Work request
Each line holding the string "number" is to be copied from the data.

Data about app and page elements

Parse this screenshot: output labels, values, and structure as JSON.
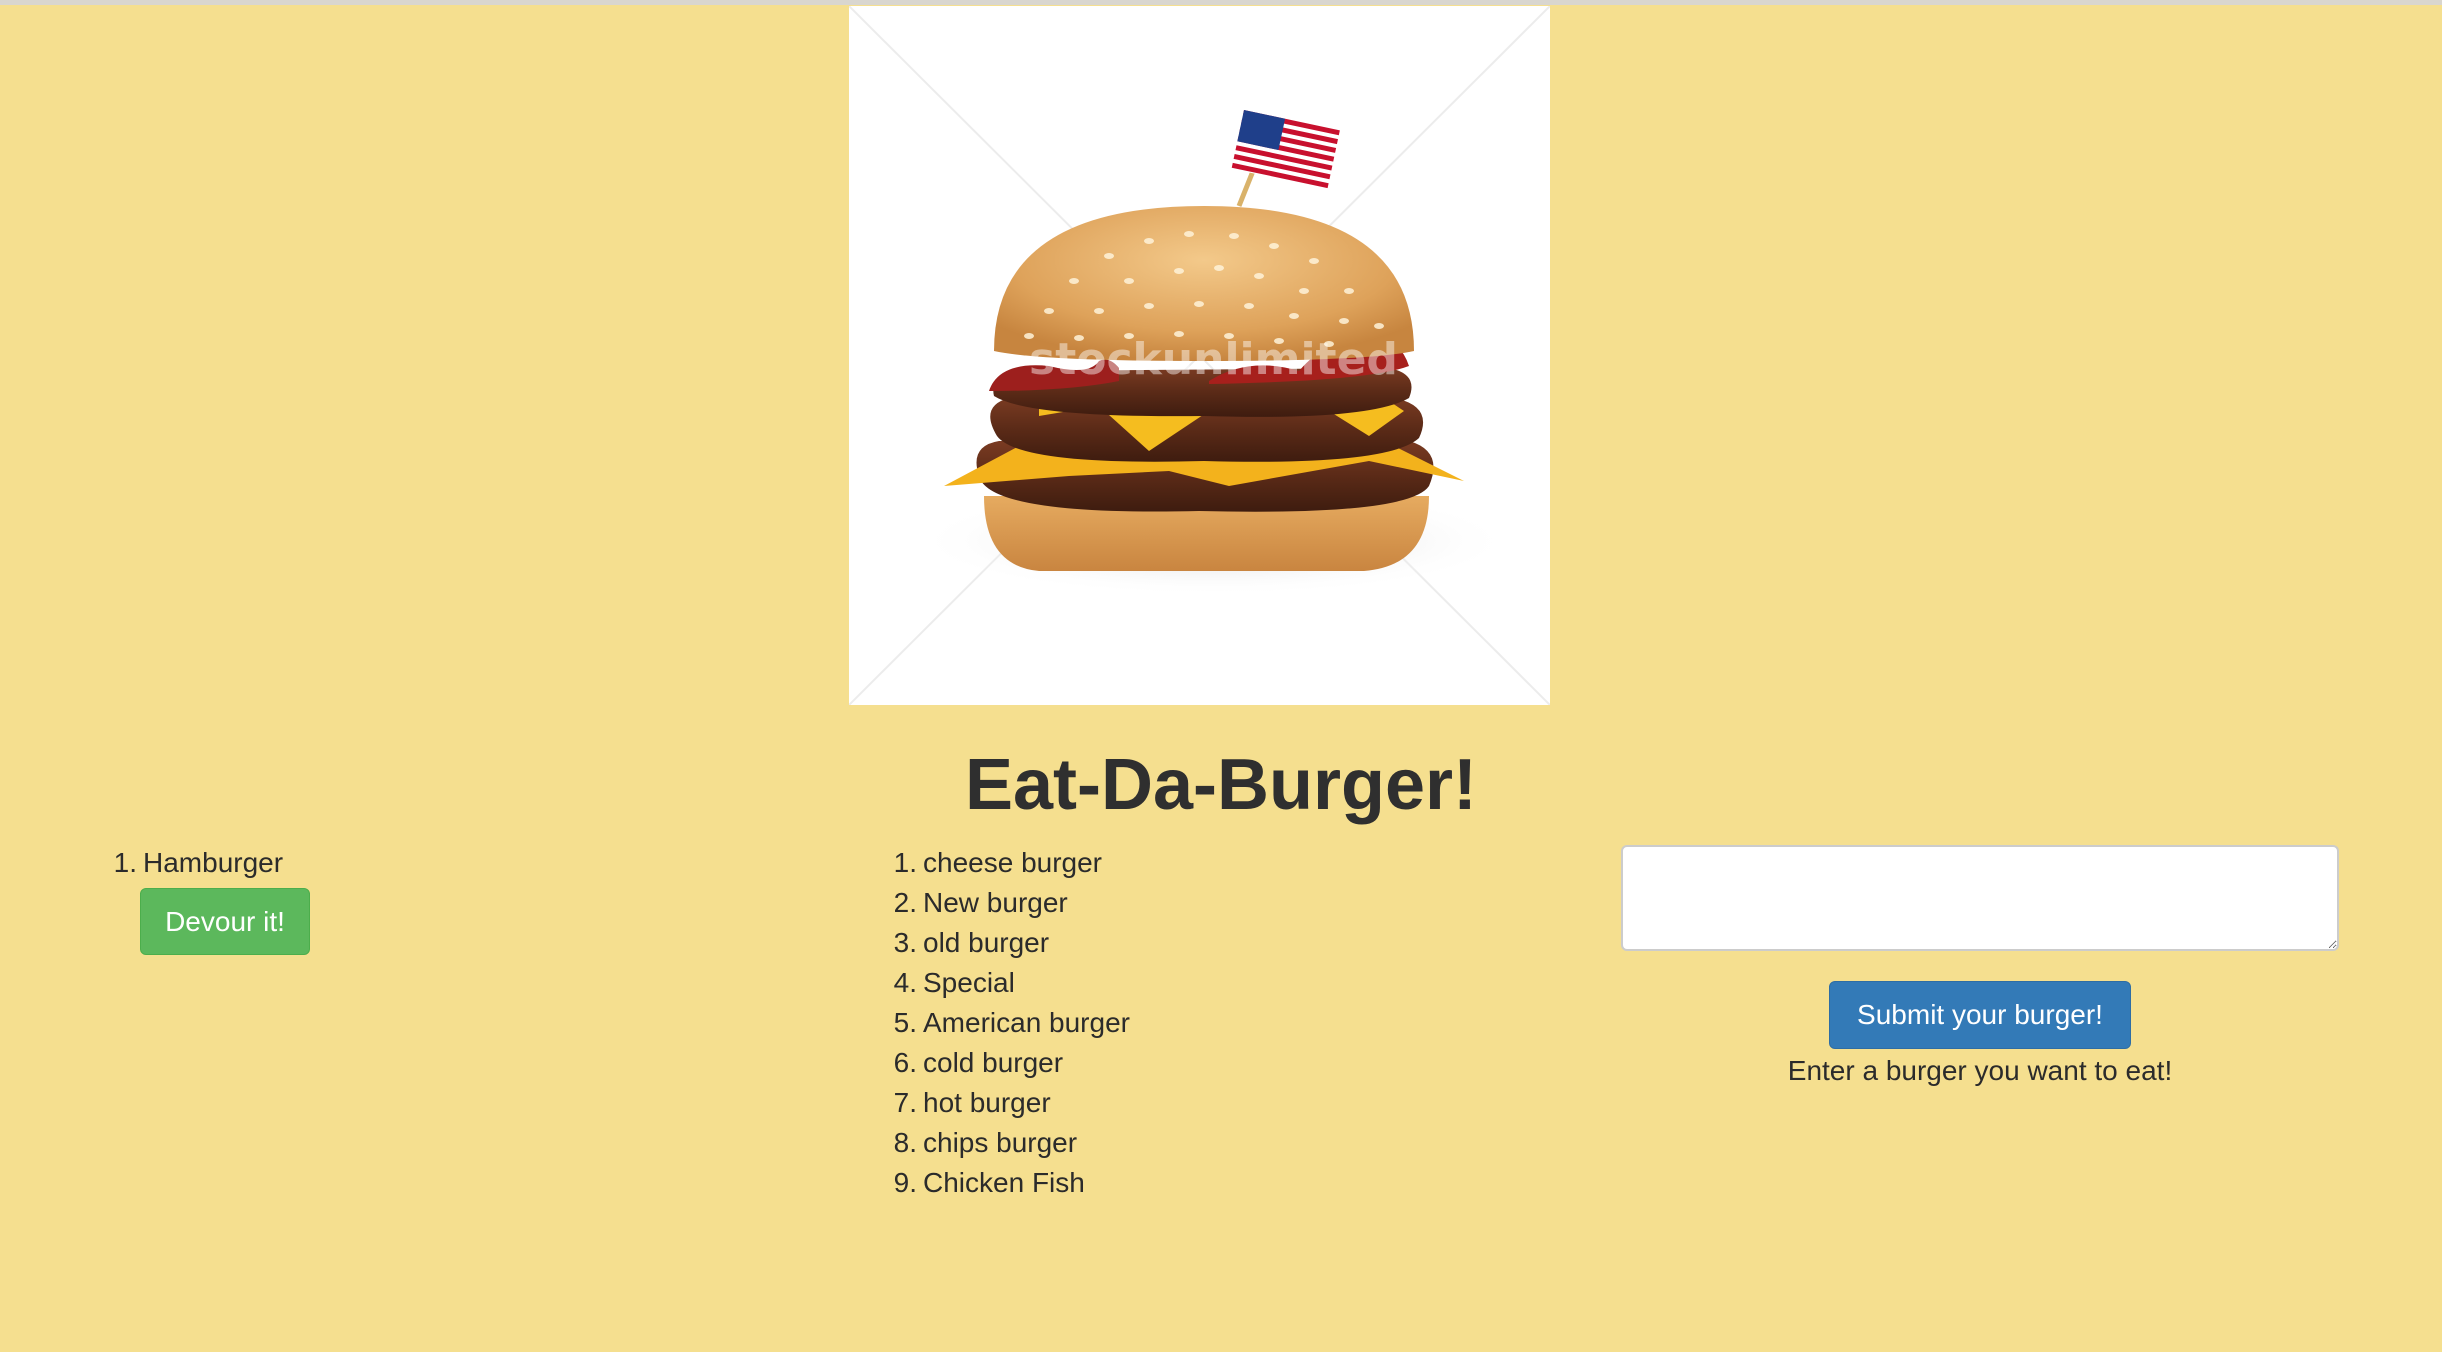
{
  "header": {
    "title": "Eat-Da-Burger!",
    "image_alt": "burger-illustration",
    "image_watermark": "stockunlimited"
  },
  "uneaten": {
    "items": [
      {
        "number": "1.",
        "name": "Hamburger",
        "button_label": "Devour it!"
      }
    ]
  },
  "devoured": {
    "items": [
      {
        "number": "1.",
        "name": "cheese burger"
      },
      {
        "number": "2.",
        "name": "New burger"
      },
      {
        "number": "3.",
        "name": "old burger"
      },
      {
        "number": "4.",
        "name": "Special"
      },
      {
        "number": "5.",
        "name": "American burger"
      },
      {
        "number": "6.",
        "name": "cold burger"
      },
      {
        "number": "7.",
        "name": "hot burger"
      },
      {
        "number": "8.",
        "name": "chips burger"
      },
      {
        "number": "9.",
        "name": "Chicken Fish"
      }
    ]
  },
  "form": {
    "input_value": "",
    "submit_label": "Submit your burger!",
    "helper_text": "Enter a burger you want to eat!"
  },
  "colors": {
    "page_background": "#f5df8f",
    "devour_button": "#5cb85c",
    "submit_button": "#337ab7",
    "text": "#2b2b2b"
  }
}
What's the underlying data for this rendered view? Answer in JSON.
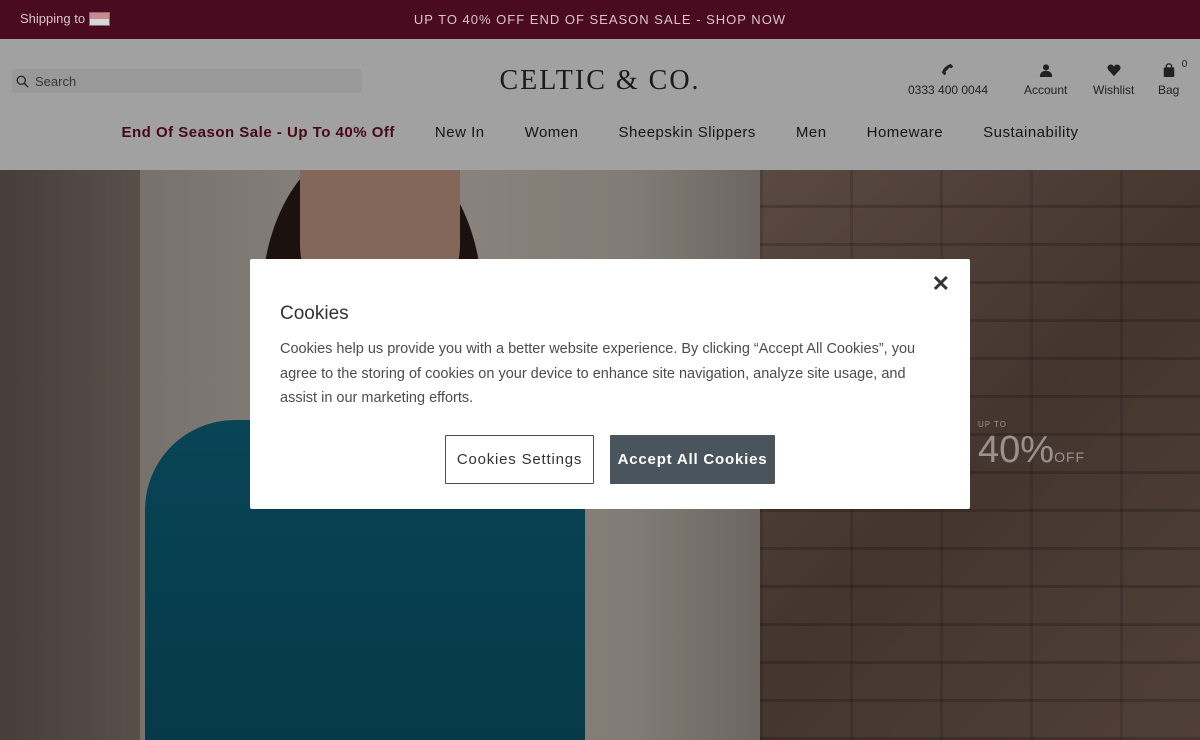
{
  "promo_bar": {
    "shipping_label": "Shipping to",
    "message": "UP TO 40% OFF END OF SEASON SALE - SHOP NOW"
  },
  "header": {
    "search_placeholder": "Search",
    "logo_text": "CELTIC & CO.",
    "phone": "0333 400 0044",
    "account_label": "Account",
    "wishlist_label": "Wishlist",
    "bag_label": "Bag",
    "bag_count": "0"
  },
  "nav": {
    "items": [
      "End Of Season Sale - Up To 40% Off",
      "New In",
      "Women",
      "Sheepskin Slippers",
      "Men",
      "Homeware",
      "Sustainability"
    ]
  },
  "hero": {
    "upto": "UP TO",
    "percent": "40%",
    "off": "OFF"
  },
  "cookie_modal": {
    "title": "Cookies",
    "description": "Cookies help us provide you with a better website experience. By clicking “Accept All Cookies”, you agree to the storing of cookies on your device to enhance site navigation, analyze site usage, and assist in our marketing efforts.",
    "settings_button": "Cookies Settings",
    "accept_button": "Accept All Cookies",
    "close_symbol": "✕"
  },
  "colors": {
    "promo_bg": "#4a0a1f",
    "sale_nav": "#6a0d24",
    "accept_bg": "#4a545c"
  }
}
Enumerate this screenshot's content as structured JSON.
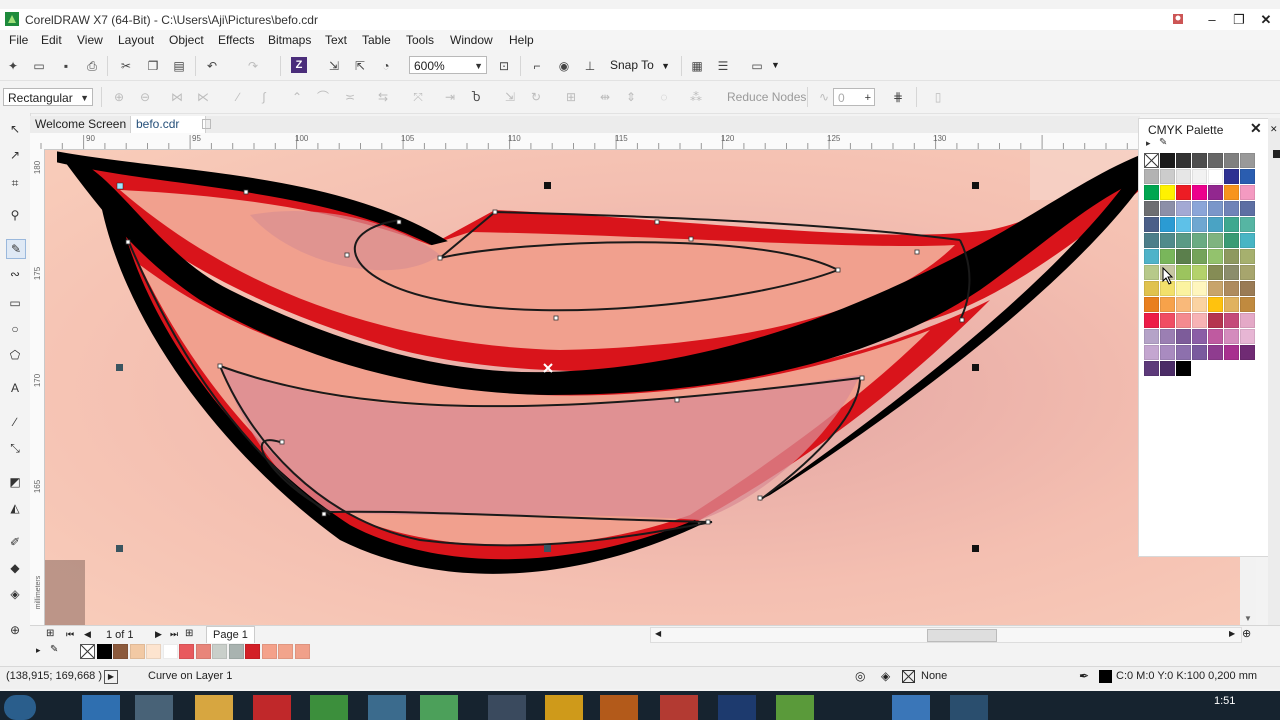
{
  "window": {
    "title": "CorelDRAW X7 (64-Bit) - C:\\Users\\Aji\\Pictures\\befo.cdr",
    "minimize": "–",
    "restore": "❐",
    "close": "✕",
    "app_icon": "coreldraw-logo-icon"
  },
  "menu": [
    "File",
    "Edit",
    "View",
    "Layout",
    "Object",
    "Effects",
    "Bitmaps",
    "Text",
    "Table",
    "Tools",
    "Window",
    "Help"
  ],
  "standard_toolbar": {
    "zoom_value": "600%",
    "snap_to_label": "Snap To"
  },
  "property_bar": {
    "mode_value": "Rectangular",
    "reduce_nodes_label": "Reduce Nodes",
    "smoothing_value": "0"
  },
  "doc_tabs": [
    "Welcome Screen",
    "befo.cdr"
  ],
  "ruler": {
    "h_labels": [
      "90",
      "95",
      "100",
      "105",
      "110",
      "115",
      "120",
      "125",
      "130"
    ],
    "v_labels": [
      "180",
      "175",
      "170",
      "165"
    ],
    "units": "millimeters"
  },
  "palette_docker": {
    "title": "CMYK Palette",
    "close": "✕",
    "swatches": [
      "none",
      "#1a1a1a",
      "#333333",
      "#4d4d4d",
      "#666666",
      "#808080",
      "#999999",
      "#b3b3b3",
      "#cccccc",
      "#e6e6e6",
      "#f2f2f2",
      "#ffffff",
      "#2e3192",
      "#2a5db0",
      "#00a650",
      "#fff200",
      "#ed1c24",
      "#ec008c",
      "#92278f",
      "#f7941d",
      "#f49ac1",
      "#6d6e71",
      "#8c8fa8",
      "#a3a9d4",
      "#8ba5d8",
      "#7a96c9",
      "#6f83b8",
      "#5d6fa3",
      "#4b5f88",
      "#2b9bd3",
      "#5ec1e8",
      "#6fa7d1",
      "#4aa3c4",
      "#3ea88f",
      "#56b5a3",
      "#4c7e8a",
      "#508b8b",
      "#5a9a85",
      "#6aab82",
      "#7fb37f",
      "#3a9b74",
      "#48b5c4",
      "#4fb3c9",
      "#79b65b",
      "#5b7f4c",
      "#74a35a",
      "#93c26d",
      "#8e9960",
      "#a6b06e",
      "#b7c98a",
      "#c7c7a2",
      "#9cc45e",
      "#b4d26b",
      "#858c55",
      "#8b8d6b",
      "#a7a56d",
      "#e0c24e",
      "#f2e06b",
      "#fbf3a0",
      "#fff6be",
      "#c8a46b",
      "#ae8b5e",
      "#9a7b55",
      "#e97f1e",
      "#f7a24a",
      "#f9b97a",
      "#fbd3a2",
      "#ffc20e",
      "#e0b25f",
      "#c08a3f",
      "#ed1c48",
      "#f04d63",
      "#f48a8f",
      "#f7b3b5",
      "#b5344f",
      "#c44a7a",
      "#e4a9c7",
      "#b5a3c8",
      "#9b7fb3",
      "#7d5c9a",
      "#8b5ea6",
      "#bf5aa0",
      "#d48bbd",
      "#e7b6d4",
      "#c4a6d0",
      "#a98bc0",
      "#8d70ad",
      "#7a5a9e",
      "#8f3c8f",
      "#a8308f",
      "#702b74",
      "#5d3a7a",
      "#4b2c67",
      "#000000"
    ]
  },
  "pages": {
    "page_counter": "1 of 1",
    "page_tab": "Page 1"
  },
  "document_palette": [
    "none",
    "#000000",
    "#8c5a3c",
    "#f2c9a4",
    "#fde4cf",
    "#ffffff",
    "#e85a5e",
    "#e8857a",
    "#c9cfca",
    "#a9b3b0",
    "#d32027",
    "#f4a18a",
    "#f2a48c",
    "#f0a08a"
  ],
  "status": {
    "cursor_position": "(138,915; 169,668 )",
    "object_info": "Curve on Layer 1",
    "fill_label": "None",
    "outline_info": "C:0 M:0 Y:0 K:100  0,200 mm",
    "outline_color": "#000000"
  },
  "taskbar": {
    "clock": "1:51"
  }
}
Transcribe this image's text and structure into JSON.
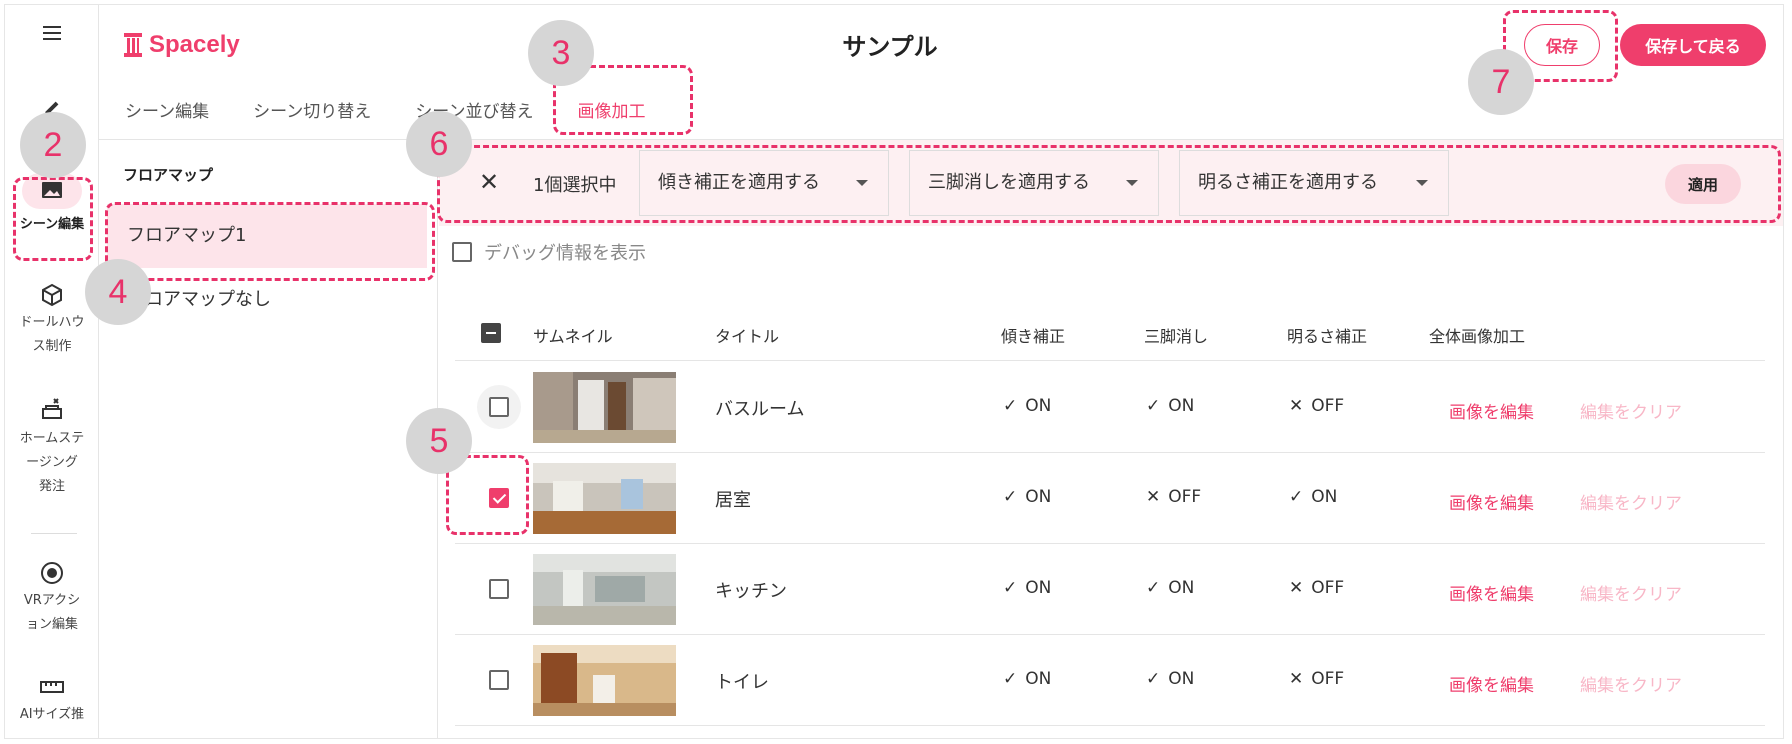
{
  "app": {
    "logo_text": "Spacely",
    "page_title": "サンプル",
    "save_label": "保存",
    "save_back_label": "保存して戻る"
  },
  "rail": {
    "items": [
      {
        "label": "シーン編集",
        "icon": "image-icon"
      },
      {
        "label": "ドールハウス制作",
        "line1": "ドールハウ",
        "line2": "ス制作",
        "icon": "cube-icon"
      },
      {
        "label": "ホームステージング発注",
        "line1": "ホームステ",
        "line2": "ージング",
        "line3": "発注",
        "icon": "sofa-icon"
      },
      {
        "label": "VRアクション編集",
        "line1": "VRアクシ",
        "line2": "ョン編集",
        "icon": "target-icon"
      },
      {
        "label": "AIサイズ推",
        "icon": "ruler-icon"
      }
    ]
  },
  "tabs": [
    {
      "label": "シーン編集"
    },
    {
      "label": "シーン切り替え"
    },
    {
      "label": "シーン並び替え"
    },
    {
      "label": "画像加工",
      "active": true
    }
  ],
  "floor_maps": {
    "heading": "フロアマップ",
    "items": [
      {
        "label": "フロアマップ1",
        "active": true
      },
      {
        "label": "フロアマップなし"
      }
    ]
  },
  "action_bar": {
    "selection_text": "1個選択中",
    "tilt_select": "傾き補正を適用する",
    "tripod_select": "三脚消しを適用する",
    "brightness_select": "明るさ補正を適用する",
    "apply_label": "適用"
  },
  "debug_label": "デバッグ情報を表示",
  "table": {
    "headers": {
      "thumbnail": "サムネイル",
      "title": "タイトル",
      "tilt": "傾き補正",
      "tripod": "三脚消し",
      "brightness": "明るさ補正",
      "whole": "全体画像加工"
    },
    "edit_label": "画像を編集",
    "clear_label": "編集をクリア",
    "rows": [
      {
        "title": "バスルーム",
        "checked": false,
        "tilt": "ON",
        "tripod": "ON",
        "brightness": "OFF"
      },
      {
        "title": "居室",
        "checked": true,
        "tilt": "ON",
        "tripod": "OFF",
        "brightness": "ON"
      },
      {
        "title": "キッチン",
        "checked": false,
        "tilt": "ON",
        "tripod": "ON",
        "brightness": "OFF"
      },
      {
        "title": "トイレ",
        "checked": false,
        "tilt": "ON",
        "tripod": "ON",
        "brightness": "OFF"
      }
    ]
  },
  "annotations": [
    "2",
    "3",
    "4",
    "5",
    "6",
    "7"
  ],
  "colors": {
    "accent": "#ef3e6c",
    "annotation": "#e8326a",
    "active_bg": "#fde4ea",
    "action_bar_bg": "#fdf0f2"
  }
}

Exercise answer
        "number": "1.",
        "number": "1.",
        "number": "2.",
        "number": "3.",
        "number": "4.",
        "number": "5.",
        "number": "6.",
        "number": "7.",
        "number": "8.",
        "number": "9.",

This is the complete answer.